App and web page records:
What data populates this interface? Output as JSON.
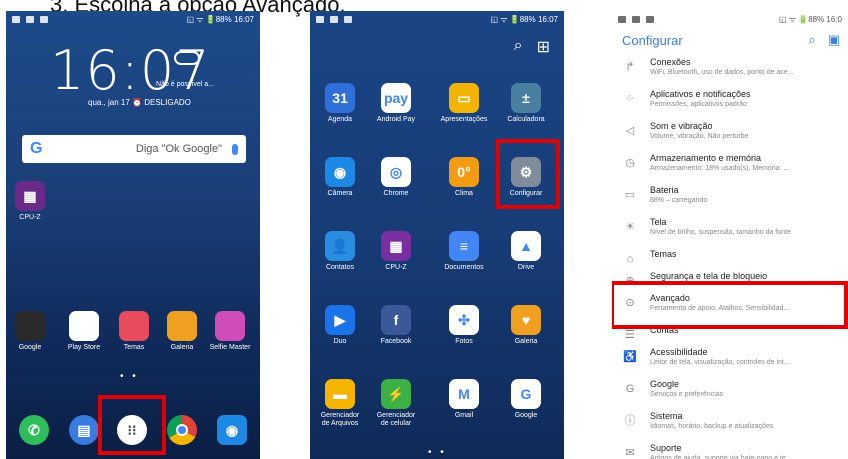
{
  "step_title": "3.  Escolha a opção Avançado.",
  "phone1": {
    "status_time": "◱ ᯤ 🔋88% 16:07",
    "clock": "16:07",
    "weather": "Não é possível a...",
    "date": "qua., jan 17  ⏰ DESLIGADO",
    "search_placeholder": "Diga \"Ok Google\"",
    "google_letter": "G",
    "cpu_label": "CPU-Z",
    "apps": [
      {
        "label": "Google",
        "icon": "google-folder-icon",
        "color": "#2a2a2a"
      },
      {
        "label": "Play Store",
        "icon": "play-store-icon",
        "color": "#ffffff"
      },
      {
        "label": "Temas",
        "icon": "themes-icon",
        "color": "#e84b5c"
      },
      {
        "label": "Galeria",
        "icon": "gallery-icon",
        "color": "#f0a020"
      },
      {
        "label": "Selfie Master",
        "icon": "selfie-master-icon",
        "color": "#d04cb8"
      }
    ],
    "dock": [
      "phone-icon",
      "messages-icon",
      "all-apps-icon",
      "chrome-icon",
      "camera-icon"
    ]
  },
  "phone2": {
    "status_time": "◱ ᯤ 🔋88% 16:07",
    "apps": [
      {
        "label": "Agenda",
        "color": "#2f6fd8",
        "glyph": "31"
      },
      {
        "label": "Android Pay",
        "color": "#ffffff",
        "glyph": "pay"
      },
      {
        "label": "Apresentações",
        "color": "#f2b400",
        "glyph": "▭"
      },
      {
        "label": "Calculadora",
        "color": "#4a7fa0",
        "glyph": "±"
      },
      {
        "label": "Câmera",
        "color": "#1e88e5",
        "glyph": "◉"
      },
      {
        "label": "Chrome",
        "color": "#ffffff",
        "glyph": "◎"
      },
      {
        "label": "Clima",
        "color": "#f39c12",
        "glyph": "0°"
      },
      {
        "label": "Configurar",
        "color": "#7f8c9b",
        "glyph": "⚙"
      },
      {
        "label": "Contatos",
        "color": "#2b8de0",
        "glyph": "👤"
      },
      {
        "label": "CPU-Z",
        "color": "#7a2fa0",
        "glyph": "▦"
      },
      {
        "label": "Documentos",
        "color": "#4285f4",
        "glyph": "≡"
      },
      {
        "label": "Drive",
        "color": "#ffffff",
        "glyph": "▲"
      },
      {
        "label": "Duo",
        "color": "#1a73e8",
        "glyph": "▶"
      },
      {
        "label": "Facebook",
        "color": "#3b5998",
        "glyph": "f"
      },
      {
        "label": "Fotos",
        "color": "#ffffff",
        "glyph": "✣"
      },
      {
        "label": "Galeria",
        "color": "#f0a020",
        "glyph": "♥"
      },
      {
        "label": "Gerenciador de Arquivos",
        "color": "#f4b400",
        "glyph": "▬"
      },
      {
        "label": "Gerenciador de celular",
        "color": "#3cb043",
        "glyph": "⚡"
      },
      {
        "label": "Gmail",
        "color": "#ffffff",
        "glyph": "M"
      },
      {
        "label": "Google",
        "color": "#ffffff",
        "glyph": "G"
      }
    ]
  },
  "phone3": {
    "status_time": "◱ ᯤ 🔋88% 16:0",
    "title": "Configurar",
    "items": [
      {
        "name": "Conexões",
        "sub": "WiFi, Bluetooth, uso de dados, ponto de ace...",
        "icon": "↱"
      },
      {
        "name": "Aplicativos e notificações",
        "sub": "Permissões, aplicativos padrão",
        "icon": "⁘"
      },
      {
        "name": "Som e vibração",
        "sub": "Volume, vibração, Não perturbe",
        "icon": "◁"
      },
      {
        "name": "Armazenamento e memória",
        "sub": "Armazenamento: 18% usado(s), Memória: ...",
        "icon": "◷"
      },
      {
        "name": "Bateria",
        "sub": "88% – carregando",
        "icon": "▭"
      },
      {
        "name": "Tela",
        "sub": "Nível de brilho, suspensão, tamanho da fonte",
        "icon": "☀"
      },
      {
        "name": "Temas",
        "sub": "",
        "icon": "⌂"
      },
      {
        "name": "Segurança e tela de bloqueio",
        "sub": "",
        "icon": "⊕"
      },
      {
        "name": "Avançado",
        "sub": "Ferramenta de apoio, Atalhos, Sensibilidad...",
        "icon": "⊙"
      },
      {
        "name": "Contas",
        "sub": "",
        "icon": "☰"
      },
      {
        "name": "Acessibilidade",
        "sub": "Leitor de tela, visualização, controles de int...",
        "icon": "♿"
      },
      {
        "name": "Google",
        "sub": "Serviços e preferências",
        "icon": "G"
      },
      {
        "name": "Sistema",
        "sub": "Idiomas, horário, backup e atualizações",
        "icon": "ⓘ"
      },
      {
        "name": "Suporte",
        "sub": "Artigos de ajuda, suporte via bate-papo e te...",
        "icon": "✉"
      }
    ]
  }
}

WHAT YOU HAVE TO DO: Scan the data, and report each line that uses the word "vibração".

RESPONSE:
        "name": "Som e vibração",
        "sub": "Volume, vibração, Não perturbe",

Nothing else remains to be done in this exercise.